Social benefits also drive good returns. We attract customers who are looking for companies who prioritize social issues and see evidence of this; we have higher rates of staff attraction and retention, and we improve our suppliers.
How has today’s changing environment affected landlord-tenant relationships?
The relationship between the landlord and tenant is no longer just regulated by the leased contract, but ultimately by how well the business of the tenant can thrive in the property. This new relationship, when managed properly by the landlord, can be beneficial for both tenant and landlord.
Landlords can provide more flexible lease terms to attract additional tenants including fitting out the space for the tenant and allowing tenants to release under-utilized space for alternative users. Landlords can invest in energy-saving measures that reduce tenants’ utility costs. Landlords can provide additional services, such as food and beverage, concierge services or shared meeting facilities. Landlords can upgrade common areas, basement space and outdoor areas to create a more appealing environment for tenants.
What lessons can we learn from the hotel sector?
Hotel landlords have various ways to manage their hotels, each of which has a different level of influence over the operations within the property. Some hotel landlords may prefer to lease the hotel to a third-party tenant who pays a fixed or variable rent. Other hotel landlords may sign a management contract with a third-party manager who operates the business on a simple fee basis for the landlord, with the landlord earning the remainder of the income. Other hotel landlords choose to operate the business themselves, giving them the greatest level of influence over suppliers, staff, interaction with local communities, choice of brands and marketing channels.

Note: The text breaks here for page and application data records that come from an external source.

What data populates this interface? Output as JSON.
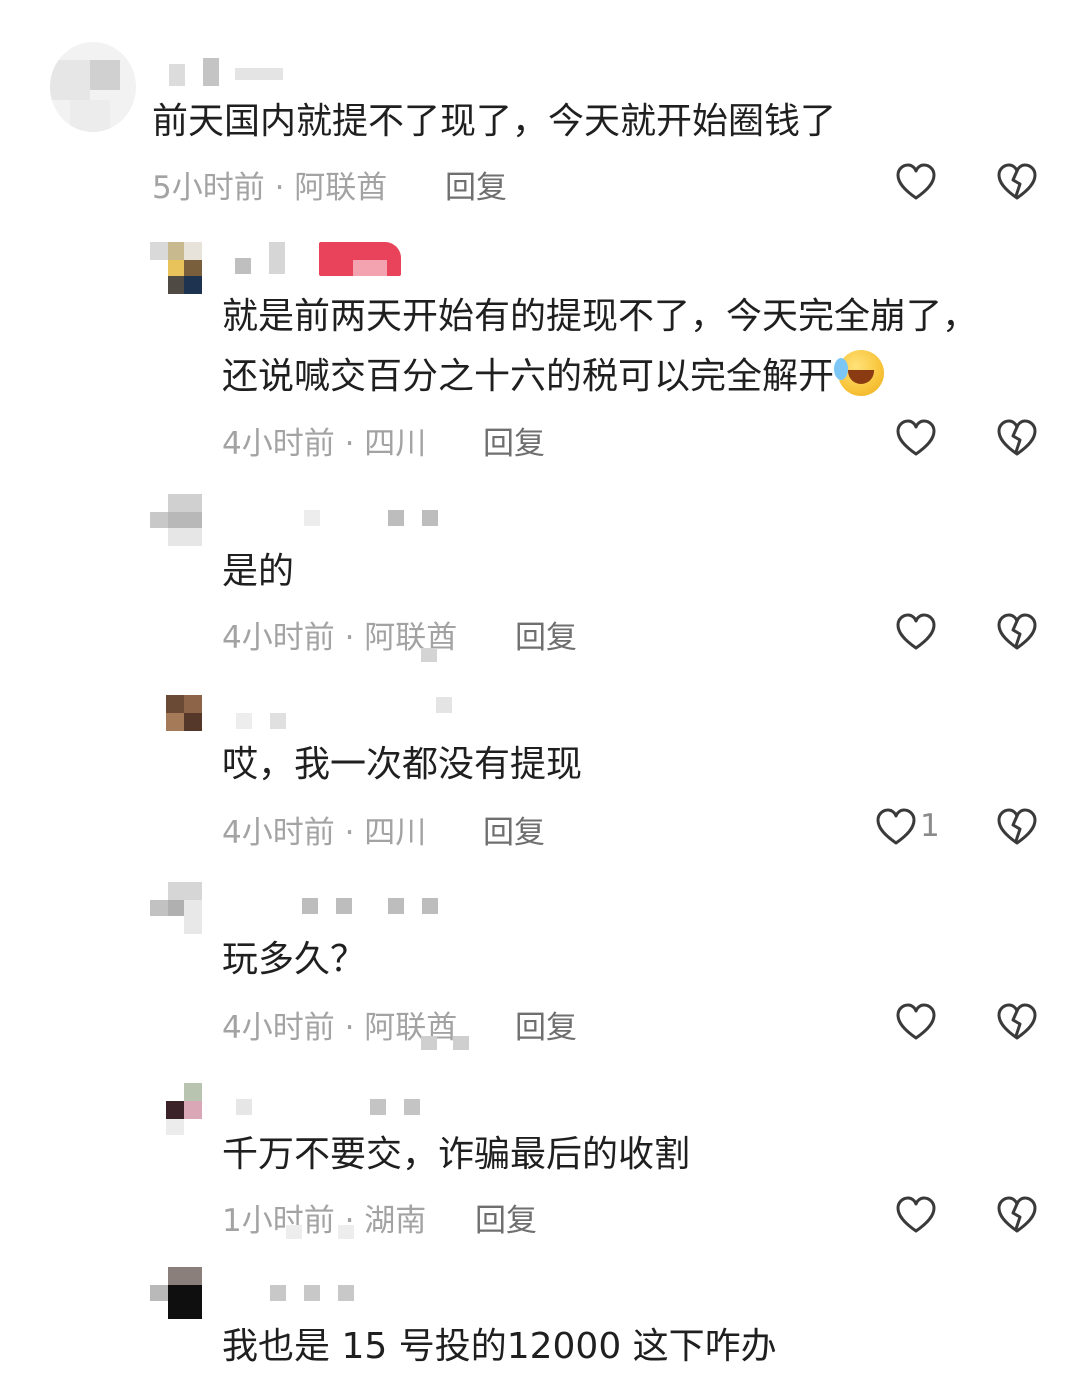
{
  "comments": [
    {
      "text_lines": [
        "前天国内就提不了现了，今天就开始圈钱了"
      ],
      "time": "5小时前",
      "location": "阿联酋",
      "reply": "回复",
      "likes": ""
    },
    {
      "text_lines": [
        "就是前两天开始有的提现不了，今天完全崩了，",
        "还说喊交百分之十六的税可以完全解开"
      ],
      "emoji": "laughing-crying",
      "time": "4小时前",
      "location": "四川",
      "reply": "回复",
      "likes": ""
    },
    {
      "text_lines": [
        "是的"
      ],
      "time": "4小时前",
      "location": "阿联酋",
      "reply": "回复",
      "likes": ""
    },
    {
      "text_lines": [
        "哎，我一次都没有提现"
      ],
      "time": "4小时前",
      "location": "四川",
      "reply": "回复",
      "likes": "1"
    },
    {
      "text_lines": [
        "玩多久？"
      ],
      "time": "4小时前",
      "location": "阿联酋",
      "reply": "回复",
      "likes": ""
    },
    {
      "text_lines": [
        "千万不要交，诈骗最后的收割"
      ],
      "time": "1小时前",
      "location": "湖南",
      "reply": "回复",
      "likes": ""
    },
    {
      "text_lines": [
        "我也是 15 号投的12000 这下咋办"
      ]
    }
  ],
  "separator": " · ",
  "icons": {
    "like": "heart-outline-icon",
    "dislike": "broken-heart-icon"
  },
  "colors": {
    "text": "#1f1f1f",
    "meta": "#a3a3a3",
    "reply": "#6f6f6f",
    "icon": "#3a3a3a",
    "badge": "#e8435a"
  }
}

Schroders Capital manages 55 hotels across nine European countries with an in-house specialist hotel team of 40 professionals. For many of these hotels, we’re responsible for the day-to-day operations – ie, we’re both landlord and tenant. One of the benefits of being in this position is that we have greater flexibility to adapt the property in order to maximize returns from the business within the property.

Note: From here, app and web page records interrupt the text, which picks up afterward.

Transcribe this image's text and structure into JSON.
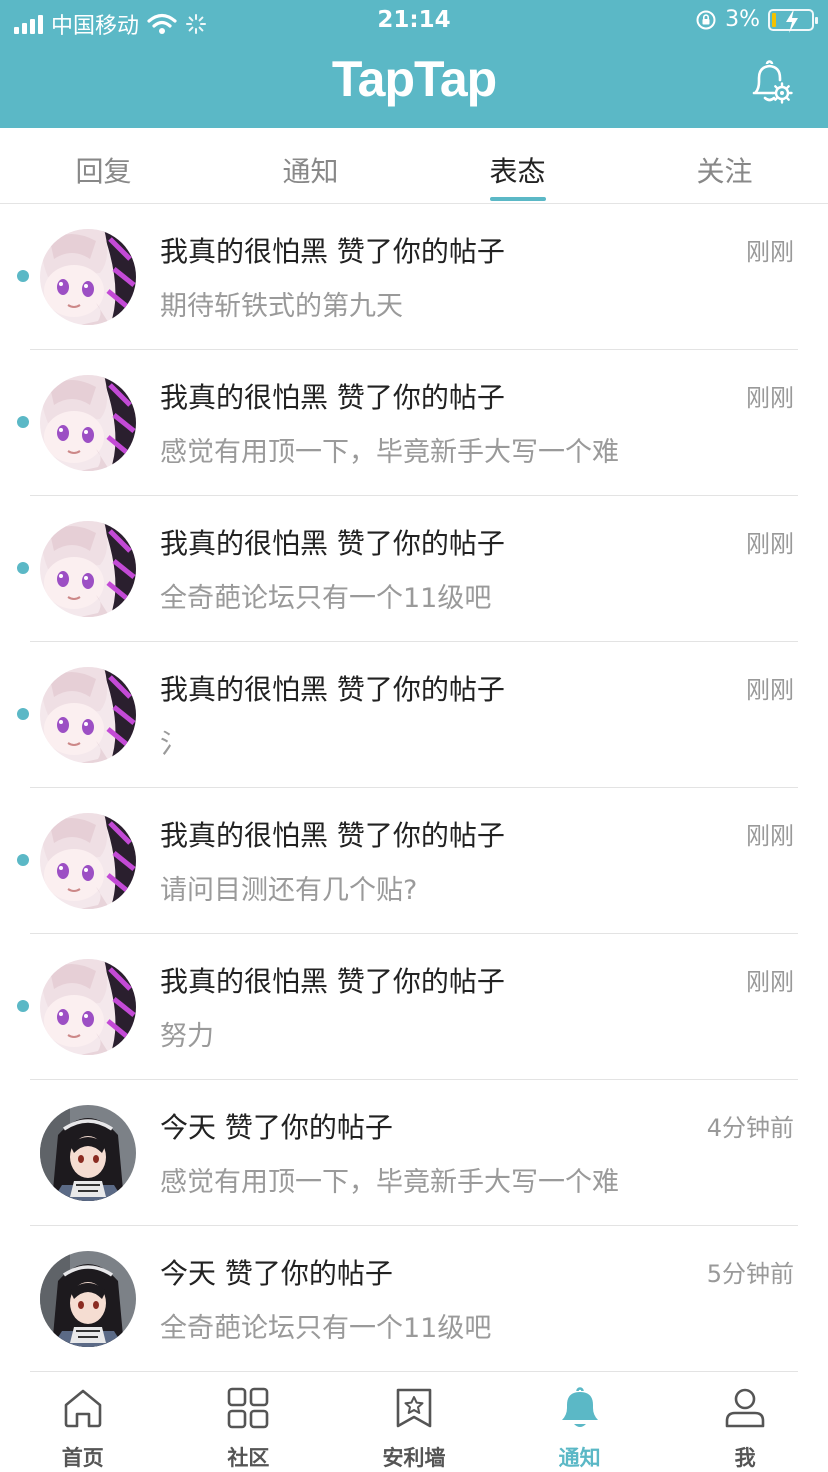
{
  "status_bar": {
    "carrier": "中国移动",
    "time": "21:14",
    "battery": "3%",
    "battery_level": 0.03
  },
  "header": {
    "logo": "TapTap",
    "icon": "bell-settings-icon"
  },
  "tabs": [
    {
      "label": "回复",
      "active": false
    },
    {
      "label": "通知",
      "active": false
    },
    {
      "label": "表态",
      "active": true
    },
    {
      "label": "关注",
      "active": false
    }
  ],
  "notifications": [
    {
      "title": "我真的很怕黑 赞了你的帖子",
      "time": "刚刚",
      "preview": "期待斩铁式的第九天",
      "unread": true,
      "avatar": "pink-hair-anime-avatar"
    },
    {
      "title": "我真的很怕黑 赞了你的帖子",
      "time": "刚刚",
      "preview": "感觉有用顶一下，毕竟新手大写一个难",
      "unread": true,
      "avatar": "pink-hair-anime-avatar"
    },
    {
      "title": "我真的很怕黑 赞了你的帖子",
      "time": "刚刚",
      "preview": "全奇葩论坛只有一个11级吧",
      "unread": true,
      "avatar": "pink-hair-anime-avatar"
    },
    {
      "title": "我真的很怕黑 赞了你的帖子",
      "time": "刚刚",
      "preview": "氵",
      "unread": true,
      "avatar": "pink-hair-anime-avatar"
    },
    {
      "title": "我真的很怕黑 赞了你的帖子",
      "time": "刚刚",
      "preview": "请问目测还有几个贴?",
      "unread": true,
      "avatar": "pink-hair-anime-avatar"
    },
    {
      "title": "我真的很怕黑 赞了你的帖子",
      "time": "刚刚",
      "preview": "努力",
      "unread": true,
      "avatar": "pink-hair-anime-avatar"
    },
    {
      "title": "今天 赞了你的帖子",
      "time": "4分钟前",
      "preview": "感觉有用顶一下，毕竟新手大写一个难",
      "unread": false,
      "avatar": "dark-hair-anime-avatar"
    },
    {
      "title": "今天 赞了你的帖子",
      "time": "5分钟前",
      "preview": "全奇葩论坛只有一个11级吧",
      "unread": false,
      "avatar": "dark-hair-anime-avatar"
    }
  ],
  "bottom_nav": [
    {
      "label": "首页",
      "icon": "home-icon",
      "active": false
    },
    {
      "label": "社区",
      "icon": "grid-icon",
      "active": false
    },
    {
      "label": "安利墙",
      "icon": "star-bookmark-icon",
      "active": false
    },
    {
      "label": "通知",
      "icon": "bell-icon",
      "active": true
    },
    {
      "label": "我",
      "icon": "user-icon",
      "active": false
    }
  ],
  "colors": {
    "accent": "#5bb8c6",
    "text": "#222222",
    "muted": "#999999"
  }
}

For example, we’ve found opportunities to convert hotel rooftops into trendy food and beverage locations, convert basement space into private cinemas and use hotel common areas for co-working spaces that leverage other services, such as internet connections and food and beverage services.
Of course, operating hotels is not just about making the physical space more efficient. It’s also about providing an experience and connecting on an emotional level with the guests using interior design, staff, taste, branding, marketing, associations with musicians and artists, etc. Creating and providing these experiences requires a hospitality mindset that complements purely looking at the physical real estate.
Increasingly across all real estate, users are basing their decision to use that space not just on tangible factors such as location and lease terms, but also on less tangible factors such as being around a like-minded community, being able to enjoy additional services and ensuring the building is managed with similar environmental and social values to their own. These less tangible factors are well understood in the hospitality sector.